• Problem to solve
Your task is to extract every entry that follows word for word while excluding the pictures.

• Provided material
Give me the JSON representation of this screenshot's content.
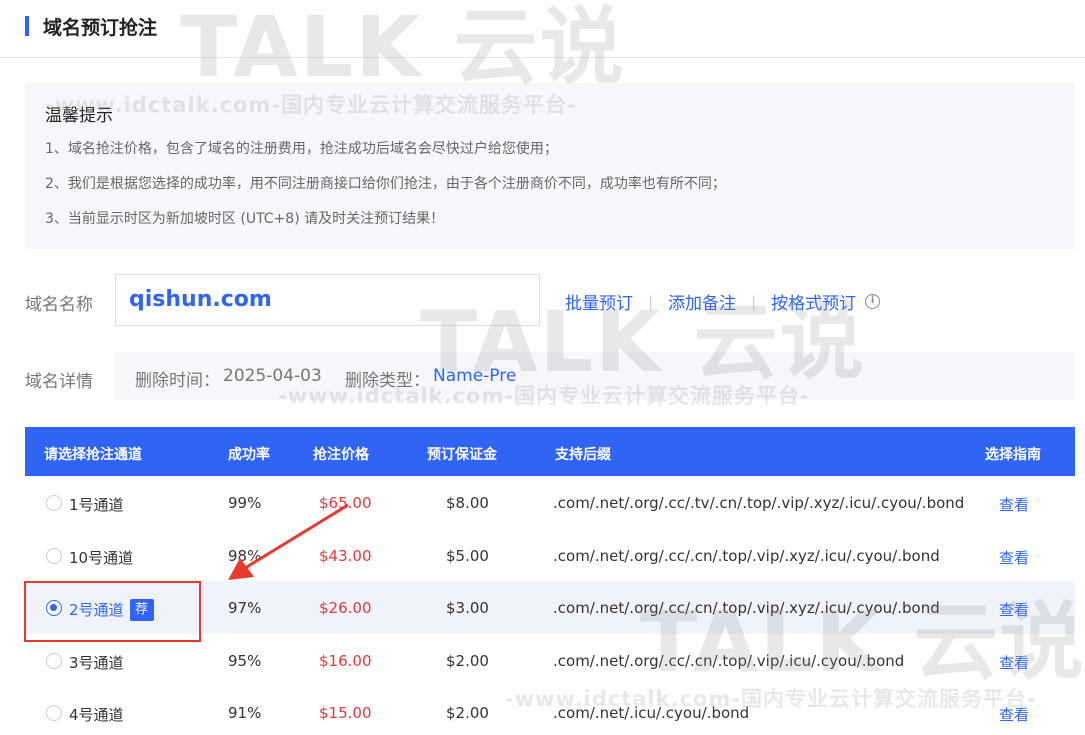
{
  "page": {
    "title": "域名预订抢注"
  },
  "notice": {
    "title": "温馨提示",
    "lines": [
      "1、域名抢注价格，包含了域名的注册费用，抢注成功后域名会尽快过户给您使用；",
      "2、我们是根据您选择的成功率，用不同注册商接口给你们抢注，由于各个注册商价不同，成功率也有所不同；",
      "3、当前显示时区为新加坡时区 (UTC+8) 请及时关注预订结果！"
    ]
  },
  "domain": {
    "label": "域名名称",
    "value": "qishun.com",
    "links": [
      "批量预订",
      "添加备注",
      "按格式预订"
    ],
    "info_icon": "info-circle-icon"
  },
  "detail": {
    "label": "域名详情",
    "delete_time_label": "删除时间：",
    "delete_time": "2025-04-03",
    "delete_type_label": "删除类型：",
    "delete_type": "Name-Pre"
  },
  "table": {
    "headers": [
      "请选择抢注通道",
      "成功率",
      "抢注价格",
      "预订保证金",
      "支持后缀",
      "选择指南"
    ],
    "rows": [
      {
        "channel": "1号通道",
        "rate": "99%",
        "price": "$65.00",
        "deposit": "$8.00",
        "suffix": ".com/.net/.org/.cc/.tv/.cn/.top/.vip/.xyz/.icu/.cyou/.bond",
        "guide": "查看",
        "selected": false,
        "tag": ""
      },
      {
        "channel": "10号通道",
        "rate": "98%",
        "price": "$43.00",
        "deposit": "$5.00",
        "suffix": ".com/.net/.org/.cc/.cn/.top/.vip/.xyz/.icu/.cyou/.bond",
        "guide": "查看",
        "selected": false,
        "tag": ""
      },
      {
        "channel": "2号通道",
        "rate": "97%",
        "price": "$26.00",
        "deposit": "$3.00",
        "suffix": ".com/.net/.org/.cc/.cn/.top/.vip/.xyz/.icu/.cyou/.bond",
        "guide": "查看",
        "selected": true,
        "tag": "荐"
      },
      {
        "channel": "3号通道",
        "rate": "95%",
        "price": "$16.00",
        "deposit": "$2.00",
        "suffix": ".com/.net/.org/.cc/.cn/.top/.vip/.icu/.cyou/.bond",
        "guide": "查看",
        "selected": false,
        "tag": ""
      },
      {
        "channel": "4号通道",
        "rate": "91%",
        "price": "$15.00",
        "deposit": "$2.00",
        "suffix": ".com/.net/.icu/.cyou/.bond",
        "guide": "查看",
        "selected": false,
        "tag": ""
      }
    ]
  },
  "watermark": {
    "logo": "TALK 云说",
    "url": "-www.idctalk.com-国内专业云计算交流服务平台-"
  },
  "colors": {
    "accent": "#2f64f5",
    "price": "#e4393c",
    "highlight": "#e8392f"
  }
}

• Solution to this problem
Give me the JSON representation of this screenshot's content.
{
  "page": {
    "title": "域名预订抢注"
  },
  "notice": {
    "title": "温馨提示",
    "lines": [
      "1、域名抢注价格，包含了域名的注册费用，抢注成功后域名会尽快过户给您使用；",
      "2、我们是根据您选择的成功率，用不同注册商接口给你们抢注，由于各个注册商价不同，成功率也有所不同；",
      "3、当前显示时区为新加坡时区 (UTC+8) 请及时关注预订结果！"
    ]
  },
  "domain": {
    "label": "域名名称",
    "value": "qishun.com",
    "links": [
      "批量预订",
      "添加备注",
      "按格式预订"
    ],
    "info_icon": "info-circle-icon"
  },
  "detail": {
    "label": "域名详情",
    "delete_time_label": "删除时间：",
    "delete_time": "2025-04-03",
    "delete_type_label": "删除类型：",
    "delete_type": "Name-Pre"
  },
  "table": {
    "headers": [
      "请选择抢注通道",
      "成功率",
      "抢注价格",
      "预订保证金",
      "支持后缀",
      "选择指南"
    ],
    "rows": [
      {
        "channel": "1号通道",
        "rate": "99%",
        "price": "$65.00",
        "deposit": "$8.00",
        "suffix": ".com/.net/.org/.cc/.tv/.cn/.top/.vip/.xyz/.icu/.cyou/.bond",
        "guide": "查看",
        "selected": false,
        "tag": ""
      },
      {
        "channel": "10号通道",
        "rate": "98%",
        "price": "$43.00",
        "deposit": "$5.00",
        "suffix": ".com/.net/.org/.cc/.cn/.top/.vip/.xyz/.icu/.cyou/.bond",
        "guide": "查看",
        "selected": false,
        "tag": ""
      },
      {
        "channel": "2号通道",
        "rate": "97%",
        "price": "$26.00",
        "deposit": "$3.00",
        "suffix": ".com/.net/.org/.cc/.cn/.top/.vip/.xyz/.icu/.cyou/.bond",
        "guide": "查看",
        "selected": true,
        "tag": "荐"
      },
      {
        "channel": "3号通道",
        "rate": "95%",
        "price": "$16.00",
        "deposit": "$2.00",
        "suffix": ".com/.net/.org/.cc/.cn/.top/.vip/.icu/.cyou/.bond",
        "guide": "查看",
        "selected": false,
        "tag": ""
      },
      {
        "channel": "4号通道",
        "rate": "91%",
        "price": "$15.00",
        "deposit": "$2.00",
        "suffix": ".com/.net/.icu/.cyou/.bond",
        "guide": "查看",
        "selected": false,
        "tag": ""
      }
    ]
  },
  "watermark": {
    "logo": "TALK 云说",
    "url": "-www.idctalk.com-国内专业云计算交流服务平台-"
  },
  "colors": {
    "accent": "#2f64f5",
    "price": "#e4393c",
    "highlight": "#e8392f"
  }
}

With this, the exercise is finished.